When Frank Gehry’s renovation of the Philadelphia Museum of Art is complete, the iconic institution won’t necessarily look like one of his signature works—at least from the outside. The architect isn’t touching the icon’s Beaux-Arts exterior, but is, instead, transforming the museum’s interior to improve circulation and boost gallery space. But even then, Gehry’s work won’t be all that “Gehry.” AN recently toured the museum’s exhibit on Gehry’s masterplan and got a chance to hear from the man himself about the museum renovations.
On the tour, Gehry explained how he reimagined the building’s interior with a distinctive signature, but one that is inspired by the building’s DNA. “I think if it’s built, you’ll know somebody like me was here,” he said.
This renovation has been a long time coming. And it will be a long time still before it’s finally realized. The idea to update the museum was born in the 1990s and completing Gehry’s entire overhaul could take 10–15 years more.
“If they wait five years, I’ll be 90,” Gehry said. “So for me, get going.”
Given his age, and his storied career, AN asked Gehry about what else he wants to accomplish. “I’m so superstitious,” he said before explaining that he wants to increase his involvement in arts education. He mentioned his participation in the Turnaround Arts initiative—a presidential program, which aims to close the achievement gap through arts and music education.
He told a story about going into a school in California and teaching kids how to plan and imagine cities. Gehry added that children are often marginalized in “ghetto schools.”
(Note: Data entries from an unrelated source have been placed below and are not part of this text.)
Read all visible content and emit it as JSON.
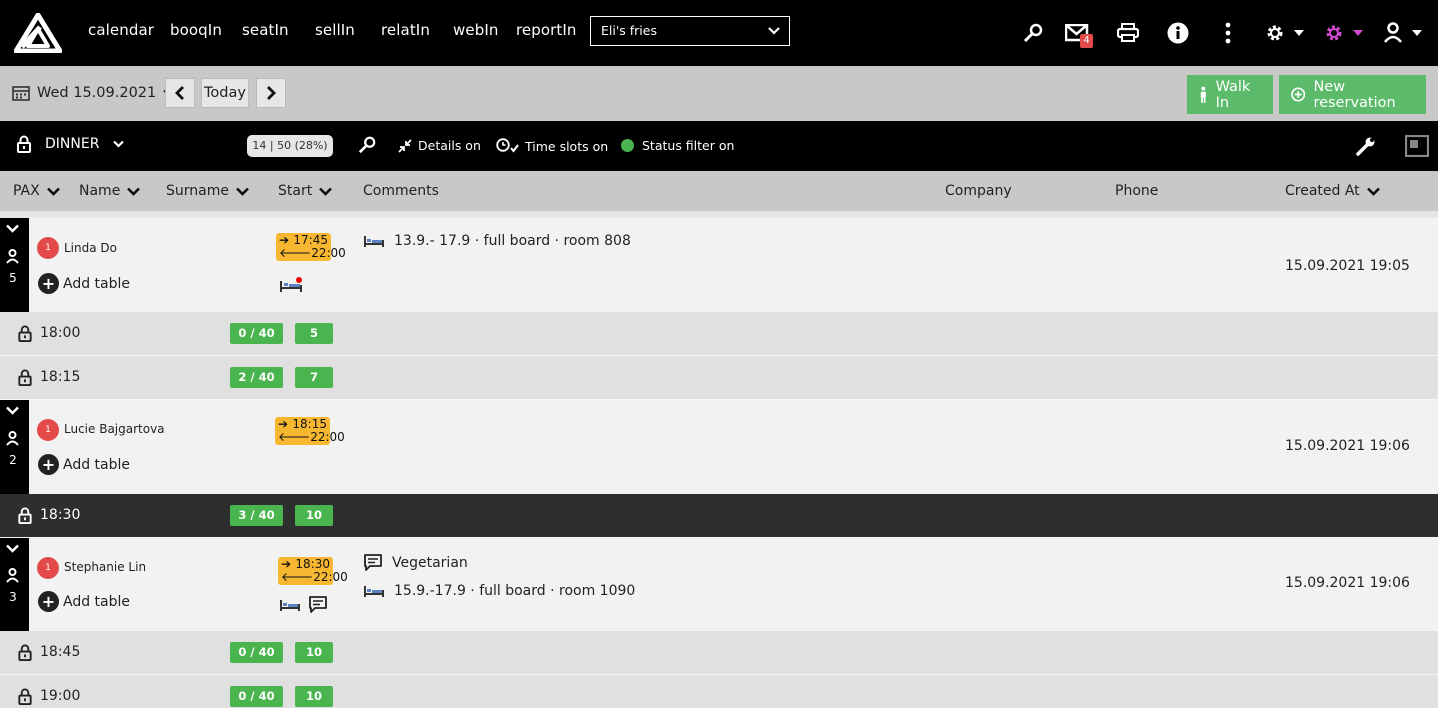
{
  "nav": {
    "links": [
      "calendar",
      "booqIn",
      "seatIn",
      "sellIn",
      "relatIn",
      "webIn",
      "reportIn"
    ],
    "venue": "Eli's fries",
    "mail_badge": "4"
  },
  "datebar": {
    "date": "Wed 15.09.2021",
    "today": "Today",
    "walk_in": "Walk In",
    "new_reservation": "New reservation"
  },
  "service": {
    "name": "DINNER",
    "count": "14 | 50 (28%)",
    "details": "Details on",
    "time_slots": "Time slots on",
    "status_filter": "Status filter on"
  },
  "columns": {
    "pax": "PAX",
    "name": "Name",
    "surname": "Surname",
    "start": "Start",
    "comments": "Comments",
    "company": "Company",
    "phone": "Phone",
    "created_at": "Created At"
  },
  "reservations": [
    {
      "pax": "5",
      "badge": "1",
      "name": "Linda Do",
      "add_table": "Add table",
      "arrive": "17:45",
      "leave": "22:00",
      "comment": "",
      "hotel": "13.9.- 17.9 · full board · room 808",
      "created": "15.09.2021 19:05"
    },
    {
      "pax": "2",
      "badge": "1",
      "name": "Lucie Bajgartova",
      "add_table": "Add table",
      "arrive": "18:15",
      "leave": "22:00",
      "comment": "",
      "hotel": "",
      "created": "15.09.2021 19:06"
    },
    {
      "pax": "3",
      "badge": "1",
      "name": "Stephanie Lin",
      "add_table": "Add table",
      "arrive": "18:30",
      "leave": "22:00",
      "comment": "Vegetarian",
      "hotel": "15.9.-17.9 · full board · room 1090",
      "created": "15.09.2021 19:06"
    }
  ],
  "slots": [
    {
      "time": "18:00",
      "capacity": "0 / 40",
      "count": "5"
    },
    {
      "time": "18:15",
      "capacity": "2 / 40",
      "count": "7"
    },
    {
      "time": "18:30",
      "capacity": "3 / 40",
      "count": "10"
    },
    {
      "time": "18:45",
      "capacity": "0 / 40",
      "count": "10"
    },
    {
      "time": "19:00",
      "capacity": "0 / 40",
      "count": "10"
    }
  ],
  "colors": {
    "accent_green": "#5bbb6b",
    "time_badge": "#f7b731",
    "guest_badge": "#e54a4a",
    "settings_pink": "#d24ad2"
  }
}
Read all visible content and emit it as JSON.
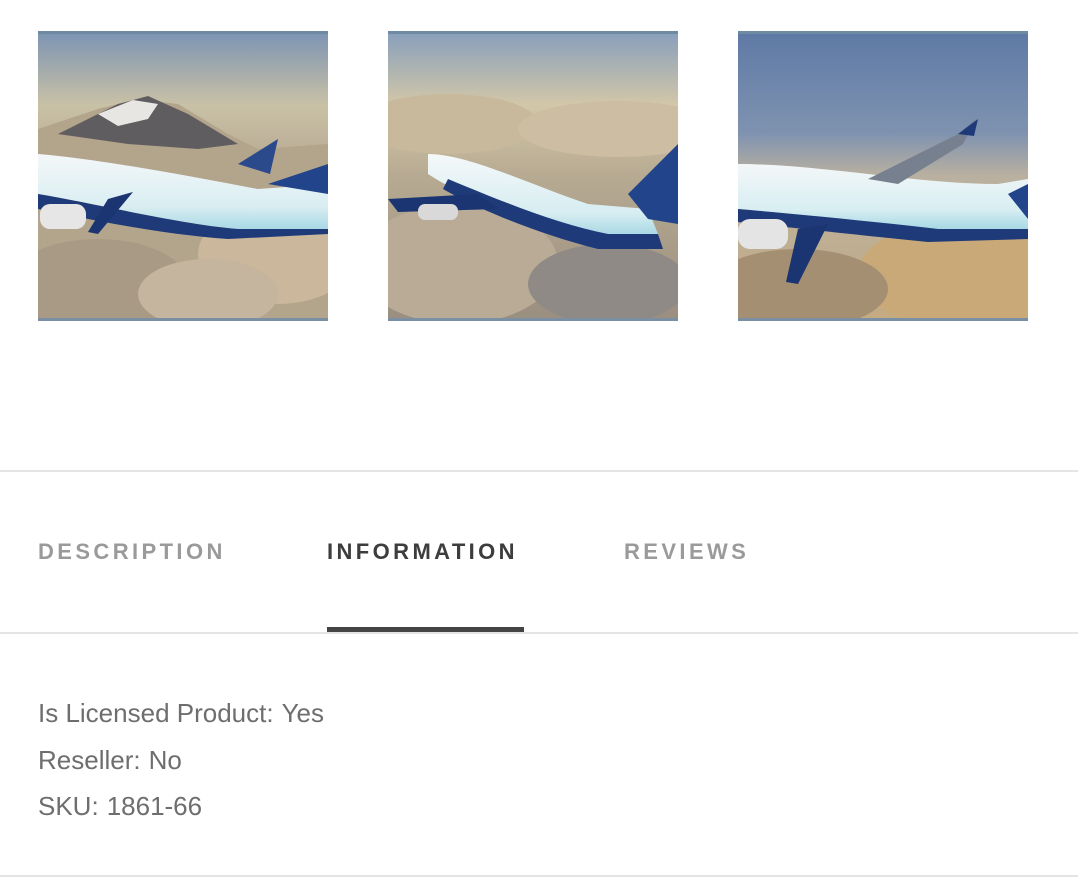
{
  "gallery": {
    "images": [
      {
        "alt": "Boeing 737 over mountain and clouds"
      },
      {
        "alt": "Boeing 737 banking above clouds"
      },
      {
        "alt": "Boeing 737 cruising above clouds"
      }
    ]
  },
  "tabs": [
    {
      "label": "DESCRIPTION",
      "active": false
    },
    {
      "label": "INFORMATION",
      "active": true
    },
    {
      "label": "REVIEWS",
      "active": false
    }
  ],
  "information": {
    "rows": [
      {
        "label": "Is Licensed Product:",
        "value": "Yes"
      },
      {
        "label": "Reseller:",
        "value": "No"
      },
      {
        "label": "SKU:",
        "value": "1861-66"
      }
    ]
  },
  "colors": {
    "active_tab": "#3d3d3d",
    "inactive_tab": "#9a9a9a",
    "indicator": "#444444",
    "divider": "#e4e4e4",
    "livery_blue": "#1e3a78"
  }
}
“That’s what I’m interested in, that kind of stuff,” said Gehry. “I am also designing a sailboat.” Which, of course seems entirely appropriate given his predilection for sailing. He does, after all, already own a boat called FOGGY, which stands for his initials: Frank Owen Gehry. These days, it seems, every starchitect needs a boat in his or her oeuvre. Hear that Zaha and Norman? Frank will see you at the regatta.